#### What you have to do
Check each line of the entries below for the word "patch", then state how many lines have it and nothing more.

(Records drawn from a dataset)

....

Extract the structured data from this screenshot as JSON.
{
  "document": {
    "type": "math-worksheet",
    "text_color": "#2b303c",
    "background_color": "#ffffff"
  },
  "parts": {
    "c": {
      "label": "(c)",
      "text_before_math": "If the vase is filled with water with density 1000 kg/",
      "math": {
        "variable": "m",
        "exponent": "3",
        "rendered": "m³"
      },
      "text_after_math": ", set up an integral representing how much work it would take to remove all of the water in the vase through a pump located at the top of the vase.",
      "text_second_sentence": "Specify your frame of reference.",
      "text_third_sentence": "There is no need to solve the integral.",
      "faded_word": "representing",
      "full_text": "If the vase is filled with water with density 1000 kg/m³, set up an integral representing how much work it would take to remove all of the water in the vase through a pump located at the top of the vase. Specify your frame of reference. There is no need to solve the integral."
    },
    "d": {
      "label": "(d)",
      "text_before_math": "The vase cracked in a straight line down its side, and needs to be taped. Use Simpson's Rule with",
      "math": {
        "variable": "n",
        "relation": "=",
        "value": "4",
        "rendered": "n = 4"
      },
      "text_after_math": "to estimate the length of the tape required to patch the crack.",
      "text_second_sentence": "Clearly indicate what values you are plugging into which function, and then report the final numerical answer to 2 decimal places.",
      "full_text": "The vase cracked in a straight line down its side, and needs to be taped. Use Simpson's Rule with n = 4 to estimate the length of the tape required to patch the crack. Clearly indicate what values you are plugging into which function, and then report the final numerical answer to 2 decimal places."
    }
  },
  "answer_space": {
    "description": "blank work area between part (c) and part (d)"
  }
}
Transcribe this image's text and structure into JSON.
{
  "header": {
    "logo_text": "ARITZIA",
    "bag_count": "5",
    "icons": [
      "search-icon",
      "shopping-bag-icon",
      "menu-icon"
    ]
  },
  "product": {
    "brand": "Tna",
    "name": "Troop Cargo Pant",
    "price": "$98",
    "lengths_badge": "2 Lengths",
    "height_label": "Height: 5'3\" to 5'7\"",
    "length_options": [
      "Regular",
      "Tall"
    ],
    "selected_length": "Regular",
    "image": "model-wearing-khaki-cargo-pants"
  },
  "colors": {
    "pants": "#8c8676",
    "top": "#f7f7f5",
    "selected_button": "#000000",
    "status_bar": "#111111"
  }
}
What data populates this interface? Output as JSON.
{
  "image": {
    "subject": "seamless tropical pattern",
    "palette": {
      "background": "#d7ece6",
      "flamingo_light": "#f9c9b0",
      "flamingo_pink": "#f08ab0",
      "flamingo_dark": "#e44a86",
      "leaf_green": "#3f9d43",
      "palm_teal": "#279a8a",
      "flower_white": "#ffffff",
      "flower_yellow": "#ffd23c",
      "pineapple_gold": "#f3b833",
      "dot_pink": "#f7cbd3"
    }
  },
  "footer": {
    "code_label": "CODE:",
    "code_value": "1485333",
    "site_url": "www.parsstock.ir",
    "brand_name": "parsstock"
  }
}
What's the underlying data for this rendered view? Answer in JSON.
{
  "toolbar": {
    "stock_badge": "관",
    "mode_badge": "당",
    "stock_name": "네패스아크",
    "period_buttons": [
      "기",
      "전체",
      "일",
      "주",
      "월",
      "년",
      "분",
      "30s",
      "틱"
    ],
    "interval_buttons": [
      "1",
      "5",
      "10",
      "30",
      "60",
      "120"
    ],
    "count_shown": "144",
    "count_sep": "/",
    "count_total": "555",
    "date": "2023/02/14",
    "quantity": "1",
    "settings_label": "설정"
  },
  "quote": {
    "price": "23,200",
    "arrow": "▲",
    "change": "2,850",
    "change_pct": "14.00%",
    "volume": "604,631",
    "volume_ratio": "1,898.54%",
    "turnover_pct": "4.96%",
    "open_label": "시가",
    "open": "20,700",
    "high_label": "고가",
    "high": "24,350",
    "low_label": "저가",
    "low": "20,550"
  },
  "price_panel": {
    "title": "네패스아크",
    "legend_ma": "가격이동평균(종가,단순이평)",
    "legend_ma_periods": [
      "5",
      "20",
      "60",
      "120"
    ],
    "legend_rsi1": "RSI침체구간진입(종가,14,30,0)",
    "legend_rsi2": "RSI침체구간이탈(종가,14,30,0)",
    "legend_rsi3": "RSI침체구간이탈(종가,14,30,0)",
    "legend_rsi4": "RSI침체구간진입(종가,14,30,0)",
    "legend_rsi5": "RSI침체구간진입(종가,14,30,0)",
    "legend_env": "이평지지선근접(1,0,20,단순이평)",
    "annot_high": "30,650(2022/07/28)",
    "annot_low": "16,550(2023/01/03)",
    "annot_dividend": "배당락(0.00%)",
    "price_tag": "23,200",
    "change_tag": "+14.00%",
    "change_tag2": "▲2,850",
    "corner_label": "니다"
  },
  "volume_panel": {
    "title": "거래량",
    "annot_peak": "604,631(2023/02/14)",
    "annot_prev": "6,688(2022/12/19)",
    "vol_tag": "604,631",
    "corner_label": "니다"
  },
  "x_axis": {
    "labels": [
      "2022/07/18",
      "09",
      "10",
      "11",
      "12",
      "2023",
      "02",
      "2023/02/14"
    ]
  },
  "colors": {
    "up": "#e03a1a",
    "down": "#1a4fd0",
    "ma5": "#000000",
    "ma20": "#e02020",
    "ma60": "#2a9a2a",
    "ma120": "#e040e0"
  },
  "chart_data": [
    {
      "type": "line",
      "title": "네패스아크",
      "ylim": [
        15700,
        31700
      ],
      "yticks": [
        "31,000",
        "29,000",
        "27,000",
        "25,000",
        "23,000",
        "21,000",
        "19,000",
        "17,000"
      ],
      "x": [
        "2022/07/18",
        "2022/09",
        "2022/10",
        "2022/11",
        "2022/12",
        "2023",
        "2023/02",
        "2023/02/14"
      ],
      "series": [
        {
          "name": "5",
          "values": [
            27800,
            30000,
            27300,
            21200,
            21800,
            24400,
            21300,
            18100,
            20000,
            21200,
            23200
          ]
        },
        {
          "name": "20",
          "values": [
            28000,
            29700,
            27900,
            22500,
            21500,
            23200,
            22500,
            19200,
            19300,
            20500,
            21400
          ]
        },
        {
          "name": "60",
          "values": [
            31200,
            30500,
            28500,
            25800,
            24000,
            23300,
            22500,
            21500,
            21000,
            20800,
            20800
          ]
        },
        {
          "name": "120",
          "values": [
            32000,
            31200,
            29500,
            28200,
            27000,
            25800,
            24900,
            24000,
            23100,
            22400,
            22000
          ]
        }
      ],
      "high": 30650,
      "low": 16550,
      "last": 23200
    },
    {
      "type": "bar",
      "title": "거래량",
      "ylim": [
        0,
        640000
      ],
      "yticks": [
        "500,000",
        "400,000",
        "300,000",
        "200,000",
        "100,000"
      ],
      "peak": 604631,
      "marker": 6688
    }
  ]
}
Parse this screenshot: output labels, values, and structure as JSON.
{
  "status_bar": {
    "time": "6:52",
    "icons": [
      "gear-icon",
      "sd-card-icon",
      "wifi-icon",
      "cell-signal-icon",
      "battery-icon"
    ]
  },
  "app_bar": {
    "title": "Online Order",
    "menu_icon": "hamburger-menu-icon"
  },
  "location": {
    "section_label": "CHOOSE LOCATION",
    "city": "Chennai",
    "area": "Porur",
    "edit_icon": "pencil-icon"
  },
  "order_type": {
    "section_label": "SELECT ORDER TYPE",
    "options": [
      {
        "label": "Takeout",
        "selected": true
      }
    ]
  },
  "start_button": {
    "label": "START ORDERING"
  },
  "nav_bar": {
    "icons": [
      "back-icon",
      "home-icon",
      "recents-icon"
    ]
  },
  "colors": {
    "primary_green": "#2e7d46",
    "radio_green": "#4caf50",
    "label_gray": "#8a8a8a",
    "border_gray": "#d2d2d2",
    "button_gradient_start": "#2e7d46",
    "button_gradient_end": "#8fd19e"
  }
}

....

#### Expected output
2